Stratford, Nicholas, 1633-1707.

London: Printed for Richard Chiswell ..., 1686.
Notes:
Reproduction of original in University of Illinois Library.
Appears as the second part of "A preservative against Popery" edited by Edmund Gibson in 1738.
Attributed to Nicholas Stratford. cf. DNB.
Subject terms:
Catholic Church -- Controversial literature.
Catholic Church -- Doctrines.
Council of Trent -- (1545-1563). :
Reformation -- England -- Early works to 1800.
URL: http://name.umdl.umich.edu/A61807.0001.001

Contents
title page
The CONTENTS.
ERRATA.
The Necessity of Reformation, with respect to the Errors and Corruptions of the Church of Rome.
CHAP. I. No hope of Reformation from the CHURCH of ROME.
CHAP. II. The Authority of Father Paul's History of the Council of TRENT asserted.
SECT. I. The Author's sufficiency for the Work, and his sincerity in performing it.
SECT. II. The credit of his History so far from being overthrown, that it is rather established by those that endeavoured to destroy it.
CHAP. III. The Vanity of the pretended Reformation of the Council of TRENT.
SECT. I. In those matters in which a Reformation was most necessary, not the least Reformation was made, or so much as pretended.

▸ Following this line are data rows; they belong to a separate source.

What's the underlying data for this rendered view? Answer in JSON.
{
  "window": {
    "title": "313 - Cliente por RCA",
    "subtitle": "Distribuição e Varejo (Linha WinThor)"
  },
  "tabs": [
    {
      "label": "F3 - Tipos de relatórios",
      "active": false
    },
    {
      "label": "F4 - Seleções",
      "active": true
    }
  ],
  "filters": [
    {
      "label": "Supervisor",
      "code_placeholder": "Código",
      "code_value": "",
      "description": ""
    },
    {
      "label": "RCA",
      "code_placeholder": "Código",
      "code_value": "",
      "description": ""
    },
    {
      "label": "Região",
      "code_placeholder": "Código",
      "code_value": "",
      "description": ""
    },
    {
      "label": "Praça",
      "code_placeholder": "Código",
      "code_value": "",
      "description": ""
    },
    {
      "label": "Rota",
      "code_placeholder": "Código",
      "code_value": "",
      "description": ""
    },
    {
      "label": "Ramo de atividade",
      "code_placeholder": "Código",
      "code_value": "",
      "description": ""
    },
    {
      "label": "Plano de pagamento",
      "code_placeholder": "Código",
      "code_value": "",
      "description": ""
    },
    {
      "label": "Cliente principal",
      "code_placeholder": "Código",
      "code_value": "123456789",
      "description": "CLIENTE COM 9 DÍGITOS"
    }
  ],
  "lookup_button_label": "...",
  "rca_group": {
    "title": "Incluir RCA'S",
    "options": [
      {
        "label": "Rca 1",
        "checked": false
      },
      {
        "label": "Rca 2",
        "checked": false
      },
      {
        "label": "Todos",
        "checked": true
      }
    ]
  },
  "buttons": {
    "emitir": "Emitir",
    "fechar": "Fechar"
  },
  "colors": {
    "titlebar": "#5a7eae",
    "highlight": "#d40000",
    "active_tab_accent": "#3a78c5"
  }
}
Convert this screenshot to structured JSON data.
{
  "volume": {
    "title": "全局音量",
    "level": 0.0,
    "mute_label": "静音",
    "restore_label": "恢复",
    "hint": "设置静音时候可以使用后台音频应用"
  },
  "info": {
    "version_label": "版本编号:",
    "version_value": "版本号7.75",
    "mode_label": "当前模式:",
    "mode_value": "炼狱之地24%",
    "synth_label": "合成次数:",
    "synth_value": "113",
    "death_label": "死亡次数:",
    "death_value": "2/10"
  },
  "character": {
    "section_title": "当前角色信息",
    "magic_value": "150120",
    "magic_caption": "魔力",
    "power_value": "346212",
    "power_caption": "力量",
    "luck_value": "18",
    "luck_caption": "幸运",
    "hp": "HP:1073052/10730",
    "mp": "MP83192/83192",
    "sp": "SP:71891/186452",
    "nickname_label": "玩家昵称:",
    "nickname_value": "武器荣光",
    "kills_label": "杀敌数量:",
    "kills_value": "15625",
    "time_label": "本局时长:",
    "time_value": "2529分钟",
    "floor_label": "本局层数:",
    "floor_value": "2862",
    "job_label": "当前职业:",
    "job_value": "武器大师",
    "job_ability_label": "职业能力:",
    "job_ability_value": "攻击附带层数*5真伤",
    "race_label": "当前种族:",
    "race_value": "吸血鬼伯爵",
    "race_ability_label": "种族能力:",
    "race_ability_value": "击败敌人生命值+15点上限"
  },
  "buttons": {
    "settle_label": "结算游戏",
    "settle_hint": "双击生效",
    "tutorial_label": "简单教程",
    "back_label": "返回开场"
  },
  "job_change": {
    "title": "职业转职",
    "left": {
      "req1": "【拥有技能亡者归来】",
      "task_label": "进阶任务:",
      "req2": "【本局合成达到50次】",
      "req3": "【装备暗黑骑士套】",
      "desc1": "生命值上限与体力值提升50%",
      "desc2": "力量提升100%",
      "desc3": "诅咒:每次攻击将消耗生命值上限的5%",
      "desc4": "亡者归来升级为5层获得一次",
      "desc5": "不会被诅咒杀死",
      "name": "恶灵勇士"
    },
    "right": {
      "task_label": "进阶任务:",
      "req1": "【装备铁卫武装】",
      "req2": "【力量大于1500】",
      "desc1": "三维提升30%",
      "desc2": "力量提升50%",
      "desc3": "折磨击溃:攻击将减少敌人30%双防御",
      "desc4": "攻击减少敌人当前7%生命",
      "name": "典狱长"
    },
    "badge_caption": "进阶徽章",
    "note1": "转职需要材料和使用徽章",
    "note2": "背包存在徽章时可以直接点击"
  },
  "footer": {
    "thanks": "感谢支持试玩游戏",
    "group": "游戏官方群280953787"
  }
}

SECT. II. In those matters in which a mighty Reformation was pretended, little or rather none was really made.
SECT. III. Instead of Reformation, the Council produced a greater Deformati∣on: What it found bad, it left in many respects worse.
AN ADVERTISEMENT Of Books lately Printed for Richard Chiswell.